(Records from a collection)
======

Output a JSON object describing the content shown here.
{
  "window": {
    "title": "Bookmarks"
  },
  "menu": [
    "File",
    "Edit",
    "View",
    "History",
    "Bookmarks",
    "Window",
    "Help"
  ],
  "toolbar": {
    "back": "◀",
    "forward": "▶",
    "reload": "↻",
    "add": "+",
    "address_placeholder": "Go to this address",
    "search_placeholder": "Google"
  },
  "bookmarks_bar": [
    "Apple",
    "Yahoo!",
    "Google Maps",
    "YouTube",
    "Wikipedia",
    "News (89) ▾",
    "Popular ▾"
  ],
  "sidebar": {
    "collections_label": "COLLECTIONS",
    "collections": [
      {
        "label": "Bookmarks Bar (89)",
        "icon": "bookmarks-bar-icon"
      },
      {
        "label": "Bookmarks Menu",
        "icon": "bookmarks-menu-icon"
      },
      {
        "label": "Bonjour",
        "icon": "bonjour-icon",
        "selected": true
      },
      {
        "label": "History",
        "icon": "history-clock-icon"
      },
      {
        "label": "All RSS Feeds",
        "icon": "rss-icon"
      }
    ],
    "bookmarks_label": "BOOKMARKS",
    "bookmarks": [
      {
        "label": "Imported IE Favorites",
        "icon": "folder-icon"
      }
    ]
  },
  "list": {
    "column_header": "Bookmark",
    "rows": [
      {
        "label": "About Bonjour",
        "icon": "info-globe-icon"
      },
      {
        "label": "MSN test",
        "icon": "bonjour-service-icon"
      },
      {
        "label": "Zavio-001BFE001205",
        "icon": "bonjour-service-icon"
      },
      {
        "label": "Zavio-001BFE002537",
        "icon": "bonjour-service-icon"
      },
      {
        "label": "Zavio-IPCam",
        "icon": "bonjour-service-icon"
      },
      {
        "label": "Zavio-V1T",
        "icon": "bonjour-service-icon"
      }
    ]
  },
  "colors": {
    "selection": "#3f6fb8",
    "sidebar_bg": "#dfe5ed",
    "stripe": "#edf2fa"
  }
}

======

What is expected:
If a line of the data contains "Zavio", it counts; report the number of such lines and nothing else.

Solution for this exercise:
4